(Work item): Sort through the entries below and pull out lines containing the word "odds".
[Start of section]
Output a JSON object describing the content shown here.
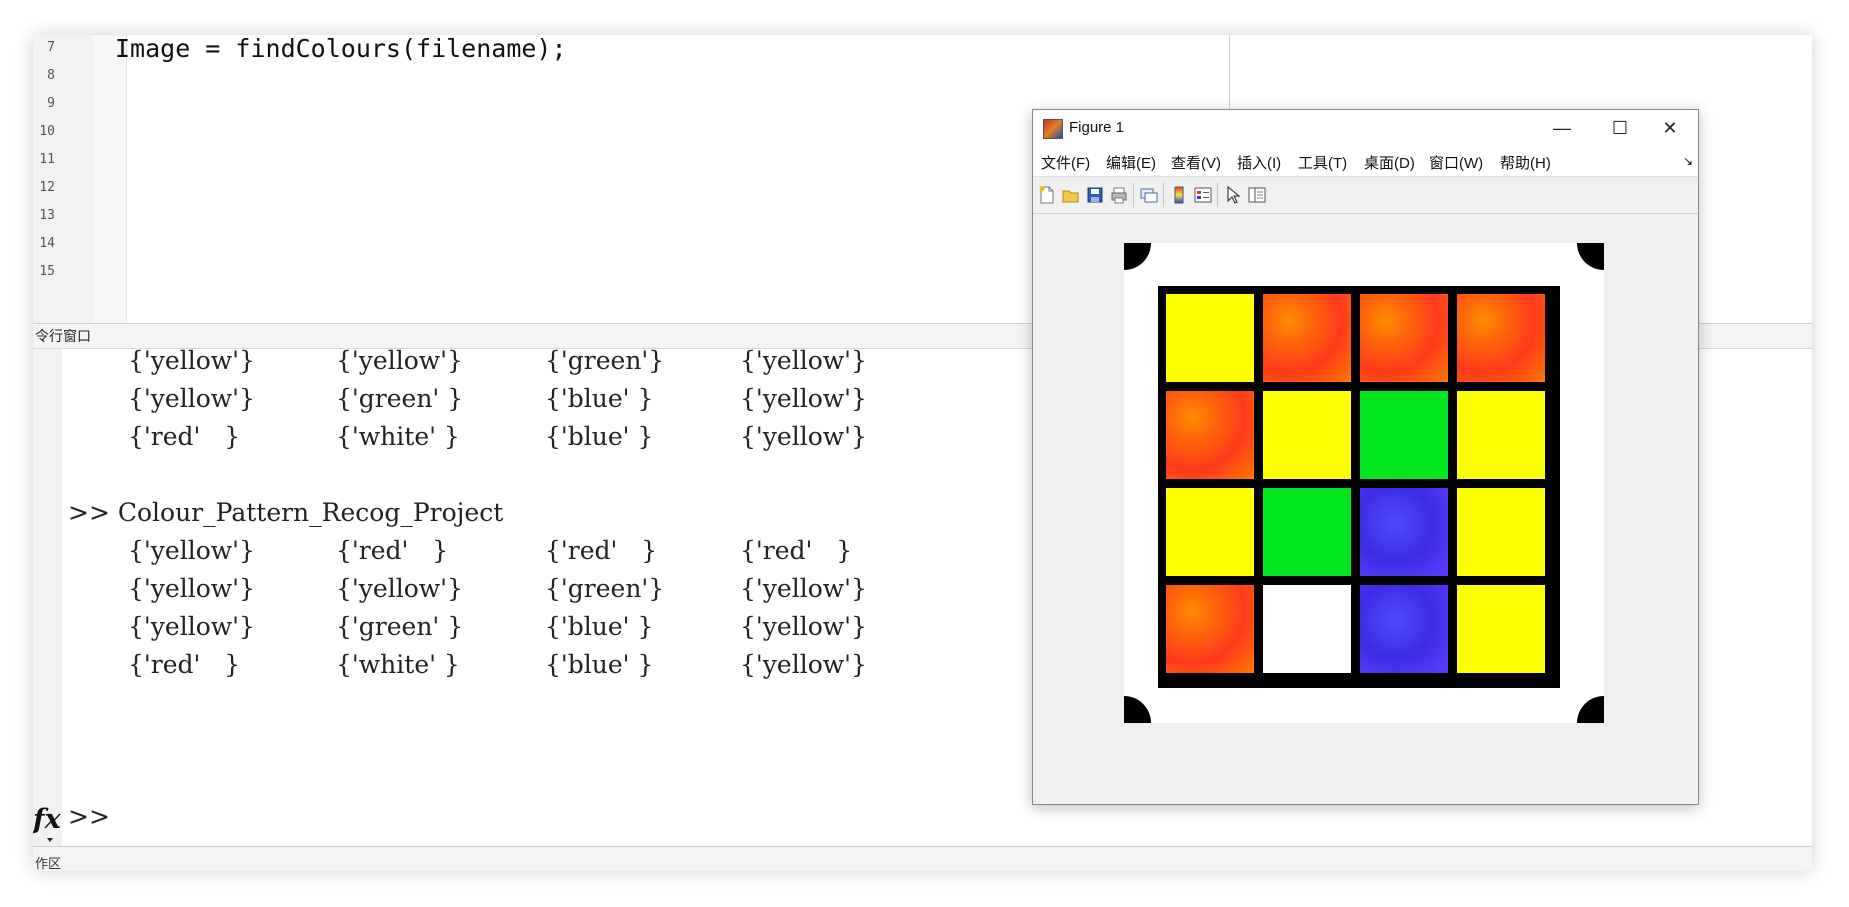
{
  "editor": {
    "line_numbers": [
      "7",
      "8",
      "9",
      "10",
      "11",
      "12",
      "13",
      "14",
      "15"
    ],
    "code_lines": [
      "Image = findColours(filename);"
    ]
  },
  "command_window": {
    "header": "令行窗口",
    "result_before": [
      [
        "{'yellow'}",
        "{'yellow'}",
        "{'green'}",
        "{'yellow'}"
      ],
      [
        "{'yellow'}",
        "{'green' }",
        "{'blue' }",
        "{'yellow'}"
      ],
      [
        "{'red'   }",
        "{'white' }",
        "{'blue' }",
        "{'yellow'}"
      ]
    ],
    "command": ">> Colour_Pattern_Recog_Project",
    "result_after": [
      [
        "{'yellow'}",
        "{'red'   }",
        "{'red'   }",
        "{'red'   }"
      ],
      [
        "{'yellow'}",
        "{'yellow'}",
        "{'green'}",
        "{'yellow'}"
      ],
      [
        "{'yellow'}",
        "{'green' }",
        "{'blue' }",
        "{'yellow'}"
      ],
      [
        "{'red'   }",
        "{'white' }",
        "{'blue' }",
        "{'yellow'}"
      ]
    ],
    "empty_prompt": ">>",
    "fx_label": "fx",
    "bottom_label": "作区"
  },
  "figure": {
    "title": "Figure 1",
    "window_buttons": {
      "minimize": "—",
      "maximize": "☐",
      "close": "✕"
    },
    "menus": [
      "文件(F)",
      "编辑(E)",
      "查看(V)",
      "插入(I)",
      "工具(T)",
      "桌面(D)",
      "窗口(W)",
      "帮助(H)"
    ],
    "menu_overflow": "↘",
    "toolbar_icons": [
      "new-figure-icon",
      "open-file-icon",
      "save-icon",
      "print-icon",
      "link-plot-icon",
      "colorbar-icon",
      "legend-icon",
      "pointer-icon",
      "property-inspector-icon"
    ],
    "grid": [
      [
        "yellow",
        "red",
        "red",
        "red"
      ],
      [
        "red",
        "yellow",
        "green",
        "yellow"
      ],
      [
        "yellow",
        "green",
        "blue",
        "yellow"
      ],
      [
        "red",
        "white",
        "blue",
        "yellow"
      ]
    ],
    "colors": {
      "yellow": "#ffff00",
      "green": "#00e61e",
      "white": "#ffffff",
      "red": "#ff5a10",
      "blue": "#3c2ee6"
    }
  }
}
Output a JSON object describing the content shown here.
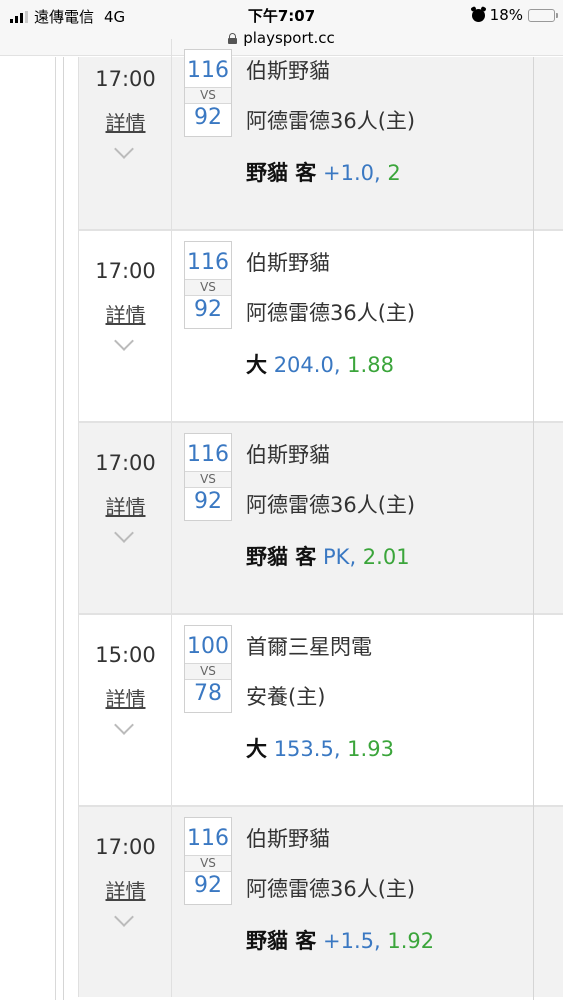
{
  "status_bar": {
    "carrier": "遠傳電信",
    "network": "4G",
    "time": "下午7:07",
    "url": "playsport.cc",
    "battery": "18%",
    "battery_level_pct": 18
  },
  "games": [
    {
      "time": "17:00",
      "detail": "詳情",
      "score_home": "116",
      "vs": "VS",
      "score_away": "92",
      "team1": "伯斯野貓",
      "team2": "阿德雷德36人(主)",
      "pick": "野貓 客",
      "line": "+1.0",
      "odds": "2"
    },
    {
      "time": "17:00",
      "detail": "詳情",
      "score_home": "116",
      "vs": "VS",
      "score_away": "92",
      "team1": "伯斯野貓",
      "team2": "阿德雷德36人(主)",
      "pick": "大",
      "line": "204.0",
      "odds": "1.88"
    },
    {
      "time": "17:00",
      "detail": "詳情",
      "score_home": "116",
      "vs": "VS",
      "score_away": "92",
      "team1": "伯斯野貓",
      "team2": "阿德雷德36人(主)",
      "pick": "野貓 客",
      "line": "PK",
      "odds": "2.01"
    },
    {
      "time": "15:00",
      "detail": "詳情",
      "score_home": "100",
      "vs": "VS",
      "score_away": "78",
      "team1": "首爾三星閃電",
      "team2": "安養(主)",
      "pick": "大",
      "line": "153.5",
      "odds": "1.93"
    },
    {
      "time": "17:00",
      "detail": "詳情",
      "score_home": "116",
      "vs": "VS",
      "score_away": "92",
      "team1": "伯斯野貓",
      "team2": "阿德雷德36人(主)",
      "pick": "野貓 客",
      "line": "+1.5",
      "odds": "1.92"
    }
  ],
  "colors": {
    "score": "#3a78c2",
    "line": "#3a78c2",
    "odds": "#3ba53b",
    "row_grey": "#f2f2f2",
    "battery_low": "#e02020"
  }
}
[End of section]
(Final answer):
      "odds": "2"
      "odds": "1.88"
      "odds": "2.01"
      "odds": "1.93"
      "odds": "1.92"
    "odds": "#3ba53b",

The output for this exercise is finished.